• World Tea Expo is one of the largest and most comprehensive tea-related trade shows in North America. It features a wide range of tea products, educational sessions, and networking opportunities for tea professionals. The event covers various aspects of the tea industry, including sourcing, processing, and marketing.
• As one of the world's leading food and beverage trade fairs, Anuga in Germany encompasses a vast range of products, including tea. It offers an excellent platform for tea companies to showcase their offerings to a global audience.
• Held in Dubai, International Tea & Coffee Expo (ITCE) is a significant event for the tea and coffee industry in the Middle East and North Africa. It provides a platform for networking, trade, and knowledge sharing among tea and coffee professionals.
• World Tea & Coffee Expo, located in India focuses on the entire spectrum of the tea and coffee sectors, from plantation to consumption. It's an excellent event for businesses interested in entering or expanding within the Indian market.
• The Toronto Tea Festival Canadian event celebrates tea culture and offers an opportunity for tea enthusiasts to explore different types of tea, attend educational sessions, and discover new products.
• Hong Kong International Tea Fair serves as a bridge between tea producers, traders, and consumers in Asia and beyond. It covers a wide variety of teas, from traditional to innovative blends.
• As part of the SIAL Paris food exhibition, Salon du Th? focuses on the world of tea, offering a platform for tea producers, exporters, and buyers to connect and explore new trends.
• The North American Tea Conference, organized by the Tea Association of the U.S.A., provides insights into the North American tea industry, including market trends and challenges, making it a valuable event for industry professionals.
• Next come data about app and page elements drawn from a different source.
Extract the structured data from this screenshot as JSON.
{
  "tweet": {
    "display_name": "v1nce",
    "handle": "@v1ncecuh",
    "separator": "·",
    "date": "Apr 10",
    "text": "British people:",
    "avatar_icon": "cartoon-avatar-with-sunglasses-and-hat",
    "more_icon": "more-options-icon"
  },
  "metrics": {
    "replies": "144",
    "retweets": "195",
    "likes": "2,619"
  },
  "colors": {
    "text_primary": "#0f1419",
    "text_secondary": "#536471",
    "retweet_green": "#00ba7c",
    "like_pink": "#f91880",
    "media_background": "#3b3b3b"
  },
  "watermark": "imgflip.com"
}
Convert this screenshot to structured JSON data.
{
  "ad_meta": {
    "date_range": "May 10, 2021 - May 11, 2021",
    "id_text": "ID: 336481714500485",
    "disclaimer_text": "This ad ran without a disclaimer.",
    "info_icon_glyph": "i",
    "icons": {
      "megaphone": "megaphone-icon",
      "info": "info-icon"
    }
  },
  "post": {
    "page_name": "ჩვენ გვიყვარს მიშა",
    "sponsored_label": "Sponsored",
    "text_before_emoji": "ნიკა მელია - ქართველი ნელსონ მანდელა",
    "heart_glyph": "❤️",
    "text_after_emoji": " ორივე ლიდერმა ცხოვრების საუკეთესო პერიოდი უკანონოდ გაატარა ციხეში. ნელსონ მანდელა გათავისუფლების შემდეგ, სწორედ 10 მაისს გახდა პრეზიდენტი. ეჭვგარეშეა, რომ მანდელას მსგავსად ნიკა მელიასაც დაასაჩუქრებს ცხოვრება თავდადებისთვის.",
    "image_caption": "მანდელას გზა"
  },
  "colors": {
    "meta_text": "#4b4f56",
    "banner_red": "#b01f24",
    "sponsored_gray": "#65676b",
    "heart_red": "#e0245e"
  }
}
• World Tea & Coffee Expo in Mumbai showcases the entire tea and coffee supply chain, offering opportunities for tea businesses to interact with stakeholders from production to retail.